Radiocentre welcomes Ofcom support for radio quotas, but more must be done to hold BBC to account


Proposals published today (Wednesday 22nd June) by Ofcom to safeguard a range of quotas relating to BBC radio services as part of changes being made to the BBC’s Operating Licence, have been broadly welcomed by Radiocentre as a step in the right direction.

As part of its review into how it regulates the BBC, the regulator is proposing to retain music quotas for BBC Radio 1 and BBC Radio 2, live or specifically recorded music for BBC Radio 3 and sports coverage for BBC Radio 5 live.  BBC Local Radio should also retain most of its speech requirements during daytime, however there are concerns over proposals to reduce speech output at breakfast and increase its music output.

Ofcom’s report follows a consultation in 2021 on proposed changes that were designed to modernise the BBC’s Operating Licence, for example by reducing the number of quotas in place designed to keep BBC services distinctive. There was a particular concern regarding the impact of such changes for radio, where the BBC has around 50% share of the market and a significant funding advantage. Radiocentre’s response at the time highlighted these issues in detail.

In addition, Ofcom announced today that it will be feeding into the Government’s process for improving BBC regulation and governance through the Mid-Term Review of the BBC Charter.
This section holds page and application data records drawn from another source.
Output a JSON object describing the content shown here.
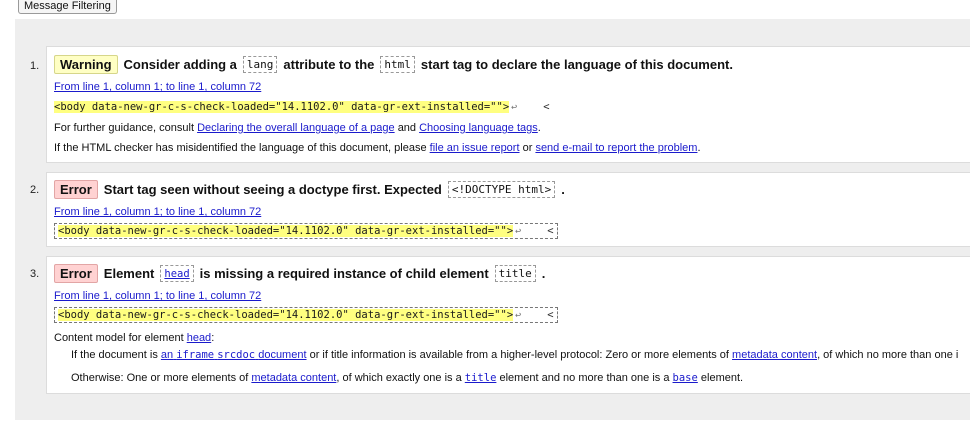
{
  "filter_button": "Message Filtering",
  "messages": [
    {
      "num": "1.",
      "type": "Warning",
      "msg_pre": "Consider adding a",
      "code1": "lang",
      "msg_mid": "attribute to the",
      "code2": "html",
      "msg_post": "start tag to declare the language of this document.",
      "location": "From line 1, column 1; to line 1, column 72",
      "extract": "<body data-new-gr-c-s-check-loaded=\"14.1102.0\" data-gr-ext-installed=\"\">",
      "extract_return": "↩",
      "extract_tail": "<",
      "guidance": {
        "prefix": "For further guidance, consult",
        "link1": "Declaring the overall language of a page",
        "and": "and",
        "link2": "Choosing language tags",
        "end": "."
      },
      "misidentified": {
        "prefix": "If the HTML checker has misidentified the language of this document, please",
        "link1": "file an issue report",
        "or": "or",
        "link2": "send e-mail to report the problem",
        "end": "."
      }
    },
    {
      "num": "2.",
      "type": "Error",
      "msg_pre": "Start tag seen without seeing a doctype first. Expected",
      "code1": "<!DOCTYPE html>",
      "msg_post": ".",
      "location": "From line 1, column 1; to line 1, column 72",
      "extract": "<body data-new-gr-c-s-check-loaded=\"14.1102.0\" data-gr-ext-installed=\"\">",
      "extract_return": "↩",
      "extract_tail": "<"
    },
    {
      "num": "3.",
      "type": "Error",
      "msg_pre": "Element",
      "code1": "head",
      "msg_mid": "is missing a required instance of child element",
      "code2": "title",
      "msg_post": ".",
      "location": "From line 1, column 1; to line 1, column 72",
      "extract": "<body data-new-gr-c-s-check-loaded=\"14.1102.0\" data-gr-ext-installed=\"\">",
      "extract_return": "↩",
      "extract_tail": "<",
      "content_model": {
        "prefix": "Content model for element",
        "link": "head",
        "end": ":"
      },
      "srcdoc_line": {
        "prefix": "If the document is",
        "link_article": "an",
        "link_code": "iframe",
        "link_code2": "srcdoc",
        "link_rest": "document",
        "mid": "or if title information is available from a higher-level protocol: Zero or more elements of",
        "link2": "metadata content",
        "end": ", of which no more than one i"
      },
      "otherwise_line": {
        "prefix": "Otherwise: One or more elements of",
        "link1": "metadata content",
        "mid": ", of which exactly one is a",
        "link2": "title",
        "mid2": "element and no more than one is a",
        "link3": "base",
        "end": "element."
      }
    }
  ]
}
It is important that this process is also used as an opportunity to hold the BBC to account more effectively and limit its impact on competition.

Responding to today’s announcement on the BBC Operating Licence, a spokesperson for Radiocentre said:

“We are pleased that Ofcom has accepted the case for retaining the main quotas for BBC radio services, especially measures designed to ensure distinctive music output on Radio 1 and Radio 2.  Its proposal to broaden the scope of the Operating Licence to include online services such as BBC Sounds is also welcome. 

We will now examine the proposals in detail, but we are encouraged by the fact that Ofcom appears to accept the need for a tougher approach to regulating radio and audio, due to the fact that the BBC is much stronger in these markets than in TV.”